▶ _WHAT YOU HAVE TO DO_:
Below are some records; reproduce them exactly.

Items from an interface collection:
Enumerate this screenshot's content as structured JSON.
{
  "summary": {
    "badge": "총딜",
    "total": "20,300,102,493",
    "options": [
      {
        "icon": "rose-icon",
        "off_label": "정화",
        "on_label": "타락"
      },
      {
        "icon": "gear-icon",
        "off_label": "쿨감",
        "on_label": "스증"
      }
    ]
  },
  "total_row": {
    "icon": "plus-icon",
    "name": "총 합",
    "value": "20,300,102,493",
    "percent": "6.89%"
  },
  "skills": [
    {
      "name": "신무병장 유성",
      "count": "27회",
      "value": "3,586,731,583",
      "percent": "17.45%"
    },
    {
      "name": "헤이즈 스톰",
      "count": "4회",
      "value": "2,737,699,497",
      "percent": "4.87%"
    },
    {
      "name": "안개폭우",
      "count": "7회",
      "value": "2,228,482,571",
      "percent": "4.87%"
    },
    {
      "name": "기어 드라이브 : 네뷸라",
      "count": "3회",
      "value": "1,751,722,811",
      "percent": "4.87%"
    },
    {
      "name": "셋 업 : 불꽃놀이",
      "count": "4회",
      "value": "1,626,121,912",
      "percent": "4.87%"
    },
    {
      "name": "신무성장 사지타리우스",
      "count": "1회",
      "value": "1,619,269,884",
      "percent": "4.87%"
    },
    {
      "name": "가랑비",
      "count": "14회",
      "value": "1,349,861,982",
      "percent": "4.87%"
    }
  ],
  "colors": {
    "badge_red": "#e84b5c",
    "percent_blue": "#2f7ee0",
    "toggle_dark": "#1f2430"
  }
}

▶ _RESPONSE_:
Enumerate this screenshot's content as structured JSON.
{
  "summary": {
    "badge": "총딜",
    "total": "20,300,102,493",
    "options": [
      {
        "icon": "rose-icon",
        "off_label": "정화",
        "on_label": "타락"
      },
      {
        "icon": "gear-icon",
        "off_label": "쿨감",
        "on_label": "스증"
      }
    ]
  },
  "total_row": {
    "icon": "plus-icon",
    "name": "총 합",
    "value": "20,300,102,493",
    "percent": "6.89%"
  },
  "skills": [
    {
      "name": "신무병장 유성",
      "count": "27회",
      "value": "3,586,731,583",
      "percent": "17.45%"
    },
    {
      "name": "헤이즈 스톰",
      "count": "4회",
      "value": "2,737,699,497",
      "percent": "4.87%"
    },
    {
      "name": "안개폭우",
      "count": "7회",
      "value": "2,228,482,571",
      "percent": "4.87%"
    },
    {
      "name": "기어 드라이브 : 네뷸라",
      "count": "3회",
      "value": "1,751,722,811",
      "percent": "4.87%"
    },
    {
      "name": "셋 업 : 불꽃놀이",
      "count": "4회",
      "value": "1,626,121,912",
      "percent": "4.87%"
    },
    {
      "name": "신무성장 사지타리우스",
      "count": "1회",
      "value": "1,619,269,884",
      "percent": "4.87%"
    },
    {
      "name": "가랑비",
      "count": "14회",
      "value": "1,349,861,982",
      "percent": "4.87%"
    }
  ],
  "colors": {
    "badge_red": "#e84b5c",
    "percent_blue": "#2f7ee0",
    "toggle_dark": "#1f2430"
  }
}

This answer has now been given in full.